While everyone knows that Griffin will go #1 (assuming some brain-dead NBA GM doesn’t do something completely insane–not outside the realm of possibilities), the big question is what will happen in Norman where Jeff Capel turned down numerous job offers to stay as the Oklahoma head coach. The Sooners will be losing Taylor Griffin, Austin Johnson, and Omar Leary with only the first 2 contributing significantly. Although the Sooners will certainly take a step back next year, they can still compete in the top half of the Big 12 next year if freshman Willie Warren can resist the temptation of the money that comes with being a lottery pick and sticks around Norman for another year (or two). With a nucleus of Warrnen, Tony Crocker, and Juan Pattillo, Capel has a team that should challenge Kansas and Texas next year.
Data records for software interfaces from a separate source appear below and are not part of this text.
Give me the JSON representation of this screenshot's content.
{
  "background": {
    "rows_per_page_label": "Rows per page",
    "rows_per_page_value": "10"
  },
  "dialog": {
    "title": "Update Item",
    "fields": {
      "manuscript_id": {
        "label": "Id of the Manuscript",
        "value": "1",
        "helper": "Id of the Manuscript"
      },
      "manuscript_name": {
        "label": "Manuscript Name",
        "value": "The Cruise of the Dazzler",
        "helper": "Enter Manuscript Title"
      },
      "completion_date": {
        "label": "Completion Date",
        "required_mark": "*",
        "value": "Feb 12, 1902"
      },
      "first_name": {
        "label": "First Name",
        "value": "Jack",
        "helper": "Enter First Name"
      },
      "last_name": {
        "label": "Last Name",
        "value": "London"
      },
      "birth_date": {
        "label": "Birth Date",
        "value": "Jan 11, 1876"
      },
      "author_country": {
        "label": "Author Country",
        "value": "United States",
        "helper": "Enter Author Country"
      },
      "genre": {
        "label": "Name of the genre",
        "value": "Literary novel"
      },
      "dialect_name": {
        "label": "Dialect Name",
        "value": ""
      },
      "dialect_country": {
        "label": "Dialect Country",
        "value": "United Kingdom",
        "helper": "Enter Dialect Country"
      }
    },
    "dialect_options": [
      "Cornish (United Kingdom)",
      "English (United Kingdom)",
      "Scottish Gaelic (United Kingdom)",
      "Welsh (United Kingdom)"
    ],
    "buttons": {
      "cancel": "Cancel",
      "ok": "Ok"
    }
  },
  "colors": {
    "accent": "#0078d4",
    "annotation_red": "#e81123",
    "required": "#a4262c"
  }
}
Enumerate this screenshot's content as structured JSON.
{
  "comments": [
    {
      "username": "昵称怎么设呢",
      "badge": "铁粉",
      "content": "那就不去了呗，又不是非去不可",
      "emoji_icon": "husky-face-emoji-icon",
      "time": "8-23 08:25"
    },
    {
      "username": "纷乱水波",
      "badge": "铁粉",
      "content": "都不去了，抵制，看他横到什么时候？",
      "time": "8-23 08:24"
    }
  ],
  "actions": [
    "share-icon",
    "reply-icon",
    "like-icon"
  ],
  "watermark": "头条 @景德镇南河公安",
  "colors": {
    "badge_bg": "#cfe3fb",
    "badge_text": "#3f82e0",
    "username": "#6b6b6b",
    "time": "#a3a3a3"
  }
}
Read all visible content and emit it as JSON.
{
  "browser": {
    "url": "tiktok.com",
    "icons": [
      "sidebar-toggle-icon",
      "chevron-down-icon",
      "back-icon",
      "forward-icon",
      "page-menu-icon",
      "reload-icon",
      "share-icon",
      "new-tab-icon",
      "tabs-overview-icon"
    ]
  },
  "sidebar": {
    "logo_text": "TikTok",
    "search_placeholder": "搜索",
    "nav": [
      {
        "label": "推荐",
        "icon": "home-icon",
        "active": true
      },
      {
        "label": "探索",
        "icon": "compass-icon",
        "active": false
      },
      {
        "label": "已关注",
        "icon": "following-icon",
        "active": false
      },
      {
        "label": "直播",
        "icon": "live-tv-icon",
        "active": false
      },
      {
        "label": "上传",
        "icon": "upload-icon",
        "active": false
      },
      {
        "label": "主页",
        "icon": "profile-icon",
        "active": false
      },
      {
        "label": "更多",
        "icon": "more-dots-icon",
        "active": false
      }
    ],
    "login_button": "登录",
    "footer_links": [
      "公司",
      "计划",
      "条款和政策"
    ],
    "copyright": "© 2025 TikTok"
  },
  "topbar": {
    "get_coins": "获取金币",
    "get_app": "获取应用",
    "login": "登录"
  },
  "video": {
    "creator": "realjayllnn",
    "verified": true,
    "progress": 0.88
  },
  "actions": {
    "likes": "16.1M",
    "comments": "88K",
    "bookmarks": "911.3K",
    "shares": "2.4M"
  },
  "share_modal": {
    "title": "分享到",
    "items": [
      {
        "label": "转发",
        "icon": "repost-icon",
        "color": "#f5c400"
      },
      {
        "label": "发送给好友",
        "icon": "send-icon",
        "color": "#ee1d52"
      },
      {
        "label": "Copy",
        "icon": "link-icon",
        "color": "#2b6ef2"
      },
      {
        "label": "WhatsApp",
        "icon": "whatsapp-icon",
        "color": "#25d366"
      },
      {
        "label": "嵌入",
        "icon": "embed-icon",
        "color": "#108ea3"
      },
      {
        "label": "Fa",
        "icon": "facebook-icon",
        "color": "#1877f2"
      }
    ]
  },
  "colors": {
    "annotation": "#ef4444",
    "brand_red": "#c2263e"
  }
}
Share this story

Checking in on the… Big 12

Posted by nvr1983 on February 2nd, 2009

Patrick Marshall of Bluejay Basketball is the RTC correspondent for the Big 12 and Missouri Valley Conferences.

Current Records and my standings (Conference Standings) (Last Week)

  1. Oklahoma (21-1)(7-0) (1)
  2. Kansas (17-4)(6-0) (3)
  3. Missouri (18-4) (5-2) (4)
  4. Texas (15-5) (4-2) (2)
  5. Texas A&M (17-5) (3-4) (7)
  6. Baylor (15-6) (3-4) (5)
  7. Nebraska (13-7) (3-4) (9)
  8. Kansas St. (14-7) (3-4)(11)
  9. Oklahoma St. (13-7) (2-4) (6)
  10. Iowa St. (12-9) (1-5) (10)
  11. Texas Tech (11-10) (1-5)(8)
  12. Colorado (8-10) (1-5) (12)

Read the rest of this entry »

Share this story

Checking in on the… Big 12

Posted by nvr1983 on January 19th, 2009

Patrick Marshall of Bluejay Basketball is the RTC correspondent for the Missouri Valley and Big 12 Conferences.

Current Records and my standings (Conference Standings) (Last Week)

  1. Oklahoma (17-1)(3-0) (2)
  2. Texas (13-4) (2-1) (3)
  3. Baylor (14-3) (2-1) (1)
  4. Kansas (13-4)(2-0) (5)
  5. Texas A&M (15-3) (1-2) (4)
  6. Missouri (15-3) (2-1) (8)
  7. Nebraska (12-4) (2-1) (7)
  8. Oklahoma State (12-4) (1-1) (6)
  9. Iowa State (12-6) (1-2) (11)
  10. Kansas State (11-6) (0-3)(9)
  11. Texas Tech (10-8) (0-3)(10)
  12. Colorado (8-8) (0-2) (12)

Baylor 98, Oklahoma State 92 (OT): Baylor was down by as many as 17 points in the 1st half, but made a run and was quite the deal to get the game into overtime, but Tweety Carter came up huge for Baylor hitting two three-pointers at the start of overtime. Then he finished off the Cowboys with a third basket and a key steal to seal the game for the Bears.

Sherron Collins, Kansas: Collins was the leader that the Jayhawks expected to have as he helped lead Kansas to wins in their first two conference games this week averaging 21 points (12/12 FT) and 5.5 assists per game. His leadership will determine the wins for Kansas in the conference season and how successful they want to be.

Read the rest of this entry »

Share this story